don't use brand names as nouns
"Do you know how much a bottle of coke costs?"
"Not off the top of my head, let me google that for you."
People don't capitalise these words anymore. But they are brand names. It's interesting to me how these things become ingrained in culture.
I do it too. I store my files on a memory stick and wear a onesie to bed. To prove I'm cool, I bought a lava lamp, and I apply chapstick to my cracked lips to make them feel better. When I spell something wrong, I'll correct it with tippex. I'm always excited to see a zeppelin in the sky. If I need to remember something, I'll write it on a post-it note - probably about how I'm judging my neighbour who's just bought an astroturf lawn. I put vaseline on the rusty spots on my bike, because it's important to look after it.
I write using a biro. One of my favourite sports is ping pong. I store leftover food in tupperware containers. If I'm giving a presentation, I'll probably use a powerpoint, and when my post-its fall down, I'll stick them back up with a pritt-stick. The fact that one day I'll have to use a zimmer frame is a pretty terrifying thought - it'll ruin my cowboy roleplay where I put on my stetson and whip out my colt. I draw on flipcharts with a sharpie and clean my keyboard using q-tips. I don't think I'll ever want to use a jet ski.

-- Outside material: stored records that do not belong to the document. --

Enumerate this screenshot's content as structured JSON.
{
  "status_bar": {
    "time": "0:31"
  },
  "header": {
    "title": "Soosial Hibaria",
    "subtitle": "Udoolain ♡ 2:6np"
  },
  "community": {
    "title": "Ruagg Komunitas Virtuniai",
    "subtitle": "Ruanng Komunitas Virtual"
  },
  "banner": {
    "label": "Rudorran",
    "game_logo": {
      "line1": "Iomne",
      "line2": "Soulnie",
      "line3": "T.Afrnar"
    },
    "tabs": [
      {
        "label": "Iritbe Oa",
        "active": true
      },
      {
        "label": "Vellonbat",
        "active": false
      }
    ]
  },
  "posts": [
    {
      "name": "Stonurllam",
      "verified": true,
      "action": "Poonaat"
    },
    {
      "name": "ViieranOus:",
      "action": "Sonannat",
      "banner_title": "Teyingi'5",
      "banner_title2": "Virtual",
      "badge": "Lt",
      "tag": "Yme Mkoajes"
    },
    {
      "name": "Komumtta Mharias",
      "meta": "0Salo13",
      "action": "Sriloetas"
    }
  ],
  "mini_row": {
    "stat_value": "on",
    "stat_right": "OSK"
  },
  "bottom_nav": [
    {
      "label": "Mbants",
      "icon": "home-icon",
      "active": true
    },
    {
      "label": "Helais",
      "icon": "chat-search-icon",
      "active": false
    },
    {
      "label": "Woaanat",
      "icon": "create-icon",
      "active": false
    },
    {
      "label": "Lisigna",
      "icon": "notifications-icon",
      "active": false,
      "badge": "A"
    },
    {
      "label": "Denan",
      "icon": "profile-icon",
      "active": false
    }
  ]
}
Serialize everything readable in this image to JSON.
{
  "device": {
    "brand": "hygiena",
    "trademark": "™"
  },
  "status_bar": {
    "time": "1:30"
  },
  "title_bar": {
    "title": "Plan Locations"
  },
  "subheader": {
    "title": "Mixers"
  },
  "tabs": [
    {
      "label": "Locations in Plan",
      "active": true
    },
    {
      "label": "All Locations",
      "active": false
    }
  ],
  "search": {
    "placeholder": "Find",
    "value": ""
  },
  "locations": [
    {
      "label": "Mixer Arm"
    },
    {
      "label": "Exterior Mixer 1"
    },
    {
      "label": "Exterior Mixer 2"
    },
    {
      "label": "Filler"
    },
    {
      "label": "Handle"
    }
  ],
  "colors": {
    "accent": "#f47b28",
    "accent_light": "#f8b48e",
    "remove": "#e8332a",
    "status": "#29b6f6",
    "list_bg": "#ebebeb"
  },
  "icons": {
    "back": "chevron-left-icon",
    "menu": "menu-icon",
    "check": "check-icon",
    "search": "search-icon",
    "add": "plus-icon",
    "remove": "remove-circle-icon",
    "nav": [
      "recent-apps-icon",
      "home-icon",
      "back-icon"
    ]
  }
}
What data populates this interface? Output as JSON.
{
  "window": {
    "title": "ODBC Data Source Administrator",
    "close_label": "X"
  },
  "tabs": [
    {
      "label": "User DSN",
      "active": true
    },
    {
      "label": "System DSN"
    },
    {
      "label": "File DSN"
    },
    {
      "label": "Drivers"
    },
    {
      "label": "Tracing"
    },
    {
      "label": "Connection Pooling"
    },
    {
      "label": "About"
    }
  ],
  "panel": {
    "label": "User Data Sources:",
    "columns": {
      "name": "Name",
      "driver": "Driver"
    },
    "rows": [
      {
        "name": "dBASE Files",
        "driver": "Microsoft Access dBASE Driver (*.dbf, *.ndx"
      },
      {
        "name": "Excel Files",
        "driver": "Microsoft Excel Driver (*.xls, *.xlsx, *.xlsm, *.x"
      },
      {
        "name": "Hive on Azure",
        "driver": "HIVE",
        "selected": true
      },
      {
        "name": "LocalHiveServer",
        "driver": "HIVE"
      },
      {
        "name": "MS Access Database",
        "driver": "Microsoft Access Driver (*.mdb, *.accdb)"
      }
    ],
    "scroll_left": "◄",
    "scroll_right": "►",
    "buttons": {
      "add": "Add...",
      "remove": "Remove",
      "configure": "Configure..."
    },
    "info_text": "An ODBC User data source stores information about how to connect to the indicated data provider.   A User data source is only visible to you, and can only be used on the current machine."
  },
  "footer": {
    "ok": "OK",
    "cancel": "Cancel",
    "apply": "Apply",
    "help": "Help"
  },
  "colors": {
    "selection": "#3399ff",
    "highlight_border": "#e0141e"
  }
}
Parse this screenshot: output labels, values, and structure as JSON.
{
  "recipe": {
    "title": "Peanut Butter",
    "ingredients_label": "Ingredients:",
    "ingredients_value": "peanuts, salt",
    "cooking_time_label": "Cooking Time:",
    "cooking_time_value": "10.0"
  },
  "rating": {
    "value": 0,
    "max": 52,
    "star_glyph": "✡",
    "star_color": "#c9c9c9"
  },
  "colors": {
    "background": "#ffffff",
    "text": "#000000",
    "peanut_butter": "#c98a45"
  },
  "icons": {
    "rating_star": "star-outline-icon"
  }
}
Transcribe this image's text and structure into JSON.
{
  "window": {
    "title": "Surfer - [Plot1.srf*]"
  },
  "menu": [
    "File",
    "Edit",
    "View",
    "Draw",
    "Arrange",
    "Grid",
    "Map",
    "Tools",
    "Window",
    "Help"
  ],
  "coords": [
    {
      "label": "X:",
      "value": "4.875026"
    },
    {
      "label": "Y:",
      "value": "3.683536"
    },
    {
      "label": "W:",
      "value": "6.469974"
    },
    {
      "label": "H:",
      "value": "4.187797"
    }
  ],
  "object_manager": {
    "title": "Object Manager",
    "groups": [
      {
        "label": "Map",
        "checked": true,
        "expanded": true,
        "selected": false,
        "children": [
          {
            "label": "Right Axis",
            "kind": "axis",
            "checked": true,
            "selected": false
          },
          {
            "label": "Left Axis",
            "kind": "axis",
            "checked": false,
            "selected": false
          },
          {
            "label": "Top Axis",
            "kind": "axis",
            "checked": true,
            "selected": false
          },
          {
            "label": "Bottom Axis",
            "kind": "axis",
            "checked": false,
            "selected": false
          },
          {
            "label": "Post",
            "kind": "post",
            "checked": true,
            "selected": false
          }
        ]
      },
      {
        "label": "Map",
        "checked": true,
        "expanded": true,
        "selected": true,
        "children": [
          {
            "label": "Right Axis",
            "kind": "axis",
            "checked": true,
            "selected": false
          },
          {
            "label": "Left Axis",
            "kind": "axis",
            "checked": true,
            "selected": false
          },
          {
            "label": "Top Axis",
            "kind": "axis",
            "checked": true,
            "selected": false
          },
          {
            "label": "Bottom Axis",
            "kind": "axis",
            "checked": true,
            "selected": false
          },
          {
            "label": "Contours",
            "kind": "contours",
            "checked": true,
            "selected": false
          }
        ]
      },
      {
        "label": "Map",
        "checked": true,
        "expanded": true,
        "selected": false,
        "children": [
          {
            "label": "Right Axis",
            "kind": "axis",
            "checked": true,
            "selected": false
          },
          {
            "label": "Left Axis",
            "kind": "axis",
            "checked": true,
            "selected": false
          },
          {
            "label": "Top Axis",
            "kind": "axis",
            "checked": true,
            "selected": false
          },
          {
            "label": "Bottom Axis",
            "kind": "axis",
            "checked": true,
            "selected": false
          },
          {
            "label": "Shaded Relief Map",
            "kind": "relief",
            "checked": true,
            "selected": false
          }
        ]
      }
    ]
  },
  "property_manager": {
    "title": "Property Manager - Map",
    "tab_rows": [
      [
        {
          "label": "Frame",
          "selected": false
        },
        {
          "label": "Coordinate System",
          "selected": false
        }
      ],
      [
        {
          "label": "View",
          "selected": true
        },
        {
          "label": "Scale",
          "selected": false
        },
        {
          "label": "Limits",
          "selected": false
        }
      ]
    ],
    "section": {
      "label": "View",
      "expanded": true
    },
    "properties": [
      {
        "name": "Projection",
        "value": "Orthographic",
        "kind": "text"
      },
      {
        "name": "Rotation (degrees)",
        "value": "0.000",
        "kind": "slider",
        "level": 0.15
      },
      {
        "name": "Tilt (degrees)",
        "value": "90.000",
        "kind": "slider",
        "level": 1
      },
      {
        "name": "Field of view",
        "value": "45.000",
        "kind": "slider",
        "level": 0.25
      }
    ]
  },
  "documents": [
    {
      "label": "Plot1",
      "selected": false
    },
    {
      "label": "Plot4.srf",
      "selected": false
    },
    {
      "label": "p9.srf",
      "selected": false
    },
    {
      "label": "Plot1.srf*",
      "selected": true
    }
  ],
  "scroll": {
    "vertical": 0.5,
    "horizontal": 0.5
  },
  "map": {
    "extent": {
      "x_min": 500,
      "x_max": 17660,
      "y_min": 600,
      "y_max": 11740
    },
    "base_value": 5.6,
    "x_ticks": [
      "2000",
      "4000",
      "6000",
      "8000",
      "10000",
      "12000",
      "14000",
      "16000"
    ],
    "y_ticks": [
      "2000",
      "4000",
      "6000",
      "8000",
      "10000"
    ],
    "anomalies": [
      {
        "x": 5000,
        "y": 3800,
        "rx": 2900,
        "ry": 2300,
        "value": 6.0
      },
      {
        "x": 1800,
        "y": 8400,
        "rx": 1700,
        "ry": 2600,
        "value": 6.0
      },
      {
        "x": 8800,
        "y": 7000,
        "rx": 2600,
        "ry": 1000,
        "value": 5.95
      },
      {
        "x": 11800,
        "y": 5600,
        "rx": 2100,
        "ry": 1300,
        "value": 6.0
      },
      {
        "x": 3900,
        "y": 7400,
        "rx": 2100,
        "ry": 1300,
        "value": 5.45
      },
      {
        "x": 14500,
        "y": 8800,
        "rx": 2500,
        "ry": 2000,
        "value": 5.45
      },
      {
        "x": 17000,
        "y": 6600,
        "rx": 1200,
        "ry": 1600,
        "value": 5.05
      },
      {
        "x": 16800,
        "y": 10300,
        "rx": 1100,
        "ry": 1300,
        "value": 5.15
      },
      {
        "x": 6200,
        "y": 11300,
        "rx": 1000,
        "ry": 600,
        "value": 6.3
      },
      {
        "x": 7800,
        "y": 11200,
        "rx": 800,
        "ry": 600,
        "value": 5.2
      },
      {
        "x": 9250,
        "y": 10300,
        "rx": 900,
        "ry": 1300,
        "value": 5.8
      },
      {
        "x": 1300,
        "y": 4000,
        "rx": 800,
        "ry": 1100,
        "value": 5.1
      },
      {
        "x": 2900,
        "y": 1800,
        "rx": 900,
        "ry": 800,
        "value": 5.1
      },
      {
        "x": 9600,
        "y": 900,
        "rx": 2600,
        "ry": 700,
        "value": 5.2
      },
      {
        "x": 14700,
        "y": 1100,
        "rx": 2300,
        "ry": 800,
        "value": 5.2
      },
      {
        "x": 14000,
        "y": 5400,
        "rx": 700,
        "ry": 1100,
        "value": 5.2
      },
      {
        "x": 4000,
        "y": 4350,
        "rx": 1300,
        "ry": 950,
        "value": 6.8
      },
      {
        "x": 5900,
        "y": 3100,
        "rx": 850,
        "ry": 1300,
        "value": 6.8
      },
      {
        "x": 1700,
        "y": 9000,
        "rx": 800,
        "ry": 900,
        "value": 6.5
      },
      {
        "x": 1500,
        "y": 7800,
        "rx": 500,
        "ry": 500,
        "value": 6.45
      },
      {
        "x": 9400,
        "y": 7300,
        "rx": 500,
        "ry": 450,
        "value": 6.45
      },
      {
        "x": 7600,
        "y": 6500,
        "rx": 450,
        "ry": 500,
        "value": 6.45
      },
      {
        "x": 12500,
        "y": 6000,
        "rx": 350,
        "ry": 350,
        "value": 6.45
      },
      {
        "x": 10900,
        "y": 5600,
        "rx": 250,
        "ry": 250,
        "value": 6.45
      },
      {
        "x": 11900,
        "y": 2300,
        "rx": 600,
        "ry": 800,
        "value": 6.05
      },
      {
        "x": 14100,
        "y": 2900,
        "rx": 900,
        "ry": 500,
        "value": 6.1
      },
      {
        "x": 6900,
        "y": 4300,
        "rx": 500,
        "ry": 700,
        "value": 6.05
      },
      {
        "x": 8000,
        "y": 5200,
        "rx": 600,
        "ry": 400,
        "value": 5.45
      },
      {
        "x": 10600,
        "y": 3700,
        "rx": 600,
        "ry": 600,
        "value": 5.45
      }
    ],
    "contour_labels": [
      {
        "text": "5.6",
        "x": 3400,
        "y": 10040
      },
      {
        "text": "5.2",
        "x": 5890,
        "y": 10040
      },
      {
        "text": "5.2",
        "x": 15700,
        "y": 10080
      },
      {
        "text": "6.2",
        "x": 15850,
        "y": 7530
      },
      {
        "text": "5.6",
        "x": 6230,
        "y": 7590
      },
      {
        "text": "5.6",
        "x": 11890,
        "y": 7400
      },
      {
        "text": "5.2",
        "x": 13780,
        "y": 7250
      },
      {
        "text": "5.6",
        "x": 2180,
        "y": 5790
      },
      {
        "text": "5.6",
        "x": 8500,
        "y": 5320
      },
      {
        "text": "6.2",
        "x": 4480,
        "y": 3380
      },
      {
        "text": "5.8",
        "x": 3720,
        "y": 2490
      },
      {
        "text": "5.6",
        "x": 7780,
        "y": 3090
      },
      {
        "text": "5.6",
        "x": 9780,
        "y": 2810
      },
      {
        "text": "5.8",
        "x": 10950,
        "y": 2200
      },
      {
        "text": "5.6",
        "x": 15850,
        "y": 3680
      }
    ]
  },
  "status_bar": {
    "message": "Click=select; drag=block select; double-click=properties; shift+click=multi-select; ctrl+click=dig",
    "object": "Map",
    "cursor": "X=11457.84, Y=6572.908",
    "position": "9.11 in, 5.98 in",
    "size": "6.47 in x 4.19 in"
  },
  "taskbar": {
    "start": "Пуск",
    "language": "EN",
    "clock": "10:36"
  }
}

I once made a stop-motion animation out of plasticine of Boris Johnson tripping and falling face-first onto the tarmac. I'm gorgeous, so don't feel the need to photoshop myself but I'm very jealous of people who can rollerblade. Sometimes I might relax in a jacuzzi while listening back to the meetings I recorded on my dictaphone. When the pritt-stick stops working, I'll sellotape my post-it notes back up. I take out money at a cashpoint, and I hate hearing my name on the tannoy.
I love to spend time popping bubble wrap, but I don't like spending time hoovering the living room. At the park I play with a frisbee. When the sellotape fails, I'll have to resort to sticking my post-its up with super glue. If I defy the police, they might taser me. (I apologise for the rather wooden and arbitrary sounding sentences).
I'm sure some of you won't be familiar with some of these terms because they're pretty British. And I know that there are some terms prevalent in America that I don't say much - dumpster, for example, or popiscle.
Some words end up in the public domain after a while, like flip phone or escalator. I find it fascinating how brands can alter the way we speak in such petty ways. Some changes aren't difficult; it's not much effort to say glue stick instead of pritt stick. Others are significantly more verbose, and it seems obvious why the frisbee caught on over any other generic flying disk.
If you found this interesting, I'd love to hear from you :)
October 17, 2019